Because my study of German employer practices has been discussed on the internet, I received emails from several American women in Germany who experienced sexual harassment on the job there and sought my advice because they did not know where else to turn. One woman was shocked when she found male colleagues (including her supervisor) surfing pornographic websites together. She had experience working in male-dominated environments, but she quickly became aware of different cultural norms of acceptable and unacceptable behaviors even in male-dominated organizations.
Not only American women but anyone working in a German business would be unlikely to know their rights and where to turn. This is because even though sexual harassment is now illegal in Germany, as in most other European Union countries, employers have taken little action against it. The politics of sexual harassment is politics as usual in Germany. Women have not used the law to hold employers or harassers responsible in court. Public-sector employers have gender equality officers, and the problem falls into their area, but most private-sector employers do not. Some public employers and a very few private ones have adopted broader, union-negotiated, general anti-mobbing policies that include sexual harassment. In larger workplaces works councils can act on behalf of employees in workplace conflicts.
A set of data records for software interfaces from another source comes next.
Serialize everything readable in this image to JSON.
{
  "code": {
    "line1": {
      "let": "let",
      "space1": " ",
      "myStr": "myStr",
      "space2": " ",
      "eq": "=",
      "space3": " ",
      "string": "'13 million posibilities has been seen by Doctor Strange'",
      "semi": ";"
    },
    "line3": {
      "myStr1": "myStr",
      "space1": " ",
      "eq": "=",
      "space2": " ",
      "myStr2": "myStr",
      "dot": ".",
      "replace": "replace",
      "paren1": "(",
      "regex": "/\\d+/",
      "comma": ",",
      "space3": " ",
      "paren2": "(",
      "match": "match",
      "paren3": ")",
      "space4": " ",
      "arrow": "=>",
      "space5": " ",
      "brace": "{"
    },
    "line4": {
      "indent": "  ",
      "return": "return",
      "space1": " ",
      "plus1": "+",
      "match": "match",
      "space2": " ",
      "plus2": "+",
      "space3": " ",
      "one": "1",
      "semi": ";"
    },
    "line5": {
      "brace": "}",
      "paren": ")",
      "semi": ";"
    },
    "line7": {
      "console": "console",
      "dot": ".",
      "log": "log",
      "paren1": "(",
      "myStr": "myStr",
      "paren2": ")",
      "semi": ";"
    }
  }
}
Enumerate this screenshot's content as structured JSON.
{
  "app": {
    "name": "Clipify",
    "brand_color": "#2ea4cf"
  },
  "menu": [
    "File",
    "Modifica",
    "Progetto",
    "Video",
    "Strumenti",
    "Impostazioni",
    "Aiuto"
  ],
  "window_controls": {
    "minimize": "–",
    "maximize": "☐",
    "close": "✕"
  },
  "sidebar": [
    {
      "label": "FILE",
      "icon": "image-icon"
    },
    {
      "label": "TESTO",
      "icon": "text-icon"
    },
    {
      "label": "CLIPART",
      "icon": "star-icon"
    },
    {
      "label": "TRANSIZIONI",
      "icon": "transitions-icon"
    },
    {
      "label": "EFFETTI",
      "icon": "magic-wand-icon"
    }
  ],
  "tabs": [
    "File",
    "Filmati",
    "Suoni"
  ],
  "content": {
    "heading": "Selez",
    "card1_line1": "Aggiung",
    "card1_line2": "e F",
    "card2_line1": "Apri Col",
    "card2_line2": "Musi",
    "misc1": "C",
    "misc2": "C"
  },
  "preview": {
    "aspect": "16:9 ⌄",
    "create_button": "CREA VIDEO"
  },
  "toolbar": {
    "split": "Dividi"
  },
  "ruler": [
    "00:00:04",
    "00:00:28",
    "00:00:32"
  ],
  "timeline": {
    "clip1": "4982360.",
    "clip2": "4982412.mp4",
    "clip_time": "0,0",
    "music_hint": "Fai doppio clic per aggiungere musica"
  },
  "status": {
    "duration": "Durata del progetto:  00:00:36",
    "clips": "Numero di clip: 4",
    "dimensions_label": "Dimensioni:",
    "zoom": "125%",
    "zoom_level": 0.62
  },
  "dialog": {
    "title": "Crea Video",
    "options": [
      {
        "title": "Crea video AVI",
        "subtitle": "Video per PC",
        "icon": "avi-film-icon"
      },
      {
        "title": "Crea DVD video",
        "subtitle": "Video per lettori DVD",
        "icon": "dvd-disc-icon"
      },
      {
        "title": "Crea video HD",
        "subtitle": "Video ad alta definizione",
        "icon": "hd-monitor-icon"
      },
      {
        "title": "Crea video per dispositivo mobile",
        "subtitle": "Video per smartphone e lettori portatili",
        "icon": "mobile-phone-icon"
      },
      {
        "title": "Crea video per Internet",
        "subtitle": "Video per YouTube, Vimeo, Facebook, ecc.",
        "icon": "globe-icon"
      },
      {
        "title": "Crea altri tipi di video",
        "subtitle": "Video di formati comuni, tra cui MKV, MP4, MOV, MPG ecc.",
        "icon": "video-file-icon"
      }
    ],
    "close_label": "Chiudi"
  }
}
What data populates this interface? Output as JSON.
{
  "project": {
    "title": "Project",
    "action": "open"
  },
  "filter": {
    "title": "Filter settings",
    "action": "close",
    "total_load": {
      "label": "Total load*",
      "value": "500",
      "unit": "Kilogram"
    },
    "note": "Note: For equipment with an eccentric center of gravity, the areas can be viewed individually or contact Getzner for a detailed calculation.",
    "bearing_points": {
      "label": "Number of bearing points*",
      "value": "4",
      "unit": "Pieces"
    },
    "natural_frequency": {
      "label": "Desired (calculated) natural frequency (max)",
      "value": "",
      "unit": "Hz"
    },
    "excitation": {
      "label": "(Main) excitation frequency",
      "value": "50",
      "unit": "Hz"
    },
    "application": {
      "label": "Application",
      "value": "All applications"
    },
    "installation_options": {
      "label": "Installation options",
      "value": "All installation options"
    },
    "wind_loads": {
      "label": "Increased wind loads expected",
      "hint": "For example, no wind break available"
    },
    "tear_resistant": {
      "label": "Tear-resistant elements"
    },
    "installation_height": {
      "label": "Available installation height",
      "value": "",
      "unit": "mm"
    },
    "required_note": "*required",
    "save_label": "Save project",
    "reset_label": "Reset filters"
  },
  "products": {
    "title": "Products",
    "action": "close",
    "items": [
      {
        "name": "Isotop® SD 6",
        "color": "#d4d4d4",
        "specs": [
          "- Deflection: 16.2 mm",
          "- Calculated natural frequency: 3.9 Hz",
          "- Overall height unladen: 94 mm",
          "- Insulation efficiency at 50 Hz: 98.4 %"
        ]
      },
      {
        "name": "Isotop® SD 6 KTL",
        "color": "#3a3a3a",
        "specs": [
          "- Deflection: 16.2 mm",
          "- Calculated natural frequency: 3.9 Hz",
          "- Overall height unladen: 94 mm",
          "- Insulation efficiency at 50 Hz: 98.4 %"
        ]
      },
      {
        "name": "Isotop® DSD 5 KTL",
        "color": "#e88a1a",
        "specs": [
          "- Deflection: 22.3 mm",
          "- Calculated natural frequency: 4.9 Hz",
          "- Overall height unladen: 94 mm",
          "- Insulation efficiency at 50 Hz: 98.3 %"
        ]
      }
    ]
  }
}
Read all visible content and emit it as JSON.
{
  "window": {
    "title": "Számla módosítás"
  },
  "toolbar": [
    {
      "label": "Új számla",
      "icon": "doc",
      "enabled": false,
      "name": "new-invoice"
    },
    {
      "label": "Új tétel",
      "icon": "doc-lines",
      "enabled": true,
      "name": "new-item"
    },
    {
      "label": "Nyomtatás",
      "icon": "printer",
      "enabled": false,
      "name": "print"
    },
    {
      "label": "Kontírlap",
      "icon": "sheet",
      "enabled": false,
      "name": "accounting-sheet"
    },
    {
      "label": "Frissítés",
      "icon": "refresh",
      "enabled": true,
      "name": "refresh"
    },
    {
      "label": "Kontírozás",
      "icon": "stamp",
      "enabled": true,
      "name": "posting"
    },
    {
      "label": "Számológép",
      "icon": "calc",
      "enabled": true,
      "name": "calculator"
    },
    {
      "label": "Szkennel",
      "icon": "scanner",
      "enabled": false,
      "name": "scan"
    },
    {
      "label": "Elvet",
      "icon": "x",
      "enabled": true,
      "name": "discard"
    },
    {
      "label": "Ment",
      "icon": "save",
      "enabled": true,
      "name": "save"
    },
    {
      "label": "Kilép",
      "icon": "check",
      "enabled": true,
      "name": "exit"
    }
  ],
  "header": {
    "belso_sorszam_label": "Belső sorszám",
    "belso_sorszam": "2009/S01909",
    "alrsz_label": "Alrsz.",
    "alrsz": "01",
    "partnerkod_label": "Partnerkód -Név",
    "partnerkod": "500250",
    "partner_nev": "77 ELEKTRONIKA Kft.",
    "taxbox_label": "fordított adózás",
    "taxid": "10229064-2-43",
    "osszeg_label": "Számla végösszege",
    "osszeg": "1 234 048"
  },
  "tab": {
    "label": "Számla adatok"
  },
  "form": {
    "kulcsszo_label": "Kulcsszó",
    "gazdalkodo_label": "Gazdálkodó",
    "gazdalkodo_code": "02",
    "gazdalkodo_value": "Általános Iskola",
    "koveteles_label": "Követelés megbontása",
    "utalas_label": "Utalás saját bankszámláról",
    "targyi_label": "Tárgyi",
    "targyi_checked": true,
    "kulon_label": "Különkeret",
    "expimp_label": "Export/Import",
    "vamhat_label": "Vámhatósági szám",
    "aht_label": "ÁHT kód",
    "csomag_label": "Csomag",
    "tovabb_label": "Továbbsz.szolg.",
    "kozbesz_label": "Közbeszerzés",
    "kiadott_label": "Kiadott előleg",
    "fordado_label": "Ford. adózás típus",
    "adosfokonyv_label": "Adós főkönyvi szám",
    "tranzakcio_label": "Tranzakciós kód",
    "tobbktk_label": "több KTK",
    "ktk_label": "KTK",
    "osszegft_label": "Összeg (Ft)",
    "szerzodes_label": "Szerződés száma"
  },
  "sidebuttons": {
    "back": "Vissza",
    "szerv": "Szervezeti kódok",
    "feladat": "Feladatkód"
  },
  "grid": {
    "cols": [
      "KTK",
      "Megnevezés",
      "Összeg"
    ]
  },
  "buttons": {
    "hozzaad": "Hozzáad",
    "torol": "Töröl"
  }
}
There are, however, no state offices to file complaints and few services specifically for victims, though an industry for victims of mobbing has emerged, including hotlines, attorneys, coaches, and psychologists, as well as consultants for employers and unions.